“ESOP” loans can be both an “exit” strategy for a company in distress (and its lenders), and an “entrance” opportunity for lenders targeting the right prospect. Lending to an ESOP company can hit the mark coming (good times) and going (tough times): a one-two combination.
The formula behind high-level statement, however, includes a deadly work: taxes.
So, I reached out to Lori Oliphant for some guidance. (The residual value of my four tax courses in law school [yes, four] is summed up in the recognition of what I no longer know.)
Lori’s first words for me weren’t the knock-out combination of tax slang expected by me. Instead, her first comment lulled me in, and then her follow up question got me to lean in further - yes, I fell for the “rope-a-dope” -
As a lender, you are constantly scrutinizing whether loans to certain parties are economically feasible; right?
But, what lender can resist a borrower with increased debt capacity and a lower default rate; right?
Here is Lori’s explaination:
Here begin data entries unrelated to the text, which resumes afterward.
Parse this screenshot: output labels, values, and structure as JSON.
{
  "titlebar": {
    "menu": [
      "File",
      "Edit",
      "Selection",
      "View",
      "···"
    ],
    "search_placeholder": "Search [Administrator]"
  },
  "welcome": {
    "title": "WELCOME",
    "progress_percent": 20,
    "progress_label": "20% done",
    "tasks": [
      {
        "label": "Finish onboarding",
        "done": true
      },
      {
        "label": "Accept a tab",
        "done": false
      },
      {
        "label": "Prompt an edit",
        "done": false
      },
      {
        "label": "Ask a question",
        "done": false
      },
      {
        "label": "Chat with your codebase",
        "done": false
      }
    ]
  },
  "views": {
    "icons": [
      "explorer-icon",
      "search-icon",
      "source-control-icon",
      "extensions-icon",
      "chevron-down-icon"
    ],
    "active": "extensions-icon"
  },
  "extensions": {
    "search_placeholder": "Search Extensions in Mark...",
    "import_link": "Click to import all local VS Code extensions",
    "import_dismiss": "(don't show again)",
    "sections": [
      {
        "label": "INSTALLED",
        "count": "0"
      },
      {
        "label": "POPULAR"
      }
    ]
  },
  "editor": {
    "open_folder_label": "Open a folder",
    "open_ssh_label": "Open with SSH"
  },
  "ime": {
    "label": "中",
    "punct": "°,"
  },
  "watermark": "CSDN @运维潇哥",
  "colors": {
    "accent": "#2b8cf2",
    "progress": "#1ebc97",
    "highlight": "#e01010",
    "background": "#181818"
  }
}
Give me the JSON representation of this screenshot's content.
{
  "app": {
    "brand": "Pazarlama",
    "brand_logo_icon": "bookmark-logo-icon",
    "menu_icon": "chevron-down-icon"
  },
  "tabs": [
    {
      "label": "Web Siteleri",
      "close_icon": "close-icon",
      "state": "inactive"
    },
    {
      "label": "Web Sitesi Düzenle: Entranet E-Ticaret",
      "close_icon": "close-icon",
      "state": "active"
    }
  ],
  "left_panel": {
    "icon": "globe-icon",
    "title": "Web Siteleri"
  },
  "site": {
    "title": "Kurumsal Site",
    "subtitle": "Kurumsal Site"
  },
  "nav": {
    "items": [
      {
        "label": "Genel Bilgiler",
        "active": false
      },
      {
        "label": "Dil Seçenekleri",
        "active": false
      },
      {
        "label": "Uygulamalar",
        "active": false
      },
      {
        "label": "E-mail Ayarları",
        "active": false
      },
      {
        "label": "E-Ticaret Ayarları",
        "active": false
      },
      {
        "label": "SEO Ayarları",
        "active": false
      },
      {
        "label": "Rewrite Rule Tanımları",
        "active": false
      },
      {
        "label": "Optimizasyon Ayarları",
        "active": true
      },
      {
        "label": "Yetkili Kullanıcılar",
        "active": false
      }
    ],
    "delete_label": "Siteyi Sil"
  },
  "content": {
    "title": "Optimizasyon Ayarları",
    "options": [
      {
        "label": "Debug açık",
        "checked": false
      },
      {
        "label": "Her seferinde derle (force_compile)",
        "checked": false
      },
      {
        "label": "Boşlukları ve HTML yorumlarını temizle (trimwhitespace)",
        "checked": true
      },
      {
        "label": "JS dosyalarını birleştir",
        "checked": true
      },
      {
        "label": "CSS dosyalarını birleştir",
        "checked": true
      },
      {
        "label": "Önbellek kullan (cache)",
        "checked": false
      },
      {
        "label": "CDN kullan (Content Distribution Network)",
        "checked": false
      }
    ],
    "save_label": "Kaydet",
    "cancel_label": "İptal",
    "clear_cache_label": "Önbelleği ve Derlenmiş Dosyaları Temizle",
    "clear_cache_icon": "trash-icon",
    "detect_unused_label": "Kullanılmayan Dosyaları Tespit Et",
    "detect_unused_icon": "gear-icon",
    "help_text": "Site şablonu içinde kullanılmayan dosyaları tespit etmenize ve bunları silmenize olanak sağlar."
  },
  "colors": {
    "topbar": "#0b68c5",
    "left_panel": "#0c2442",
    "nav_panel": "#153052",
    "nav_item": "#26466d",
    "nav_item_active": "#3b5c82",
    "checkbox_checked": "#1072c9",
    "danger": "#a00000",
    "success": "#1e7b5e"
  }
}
An employee stock ownership plan, or ESOP, is, first and foremost, a tax-qualified retirement plan. However, it is often regarded as a vehicle of corporate finance.
This is due to the fact that the plan sponsor or other interested parties (such as selling shareholders) may lend money directly to the plan or may guarantee a loan made by a third party (such as a bank) to purchase shares of company stock. In turn, this has at least these two attractive features:
The contributions made by the plan sponsor to the ESOP are made on a tax-deductible basis and are used to repay the loan.
In addition, if the shares being sold to the ESOP are shares of C corporation stock and other requirements are satisfied, then the selling shareholder may elect to defer his or her taxable gain on the sale.
Both of these features will likely become more enticing to employers in the event of a future increase in income tax rates.
Lori makes it simple: ESOPs loans could be a good niche to target.
Next round with Lori: but how do loans to ESOP companies fare in the tough times?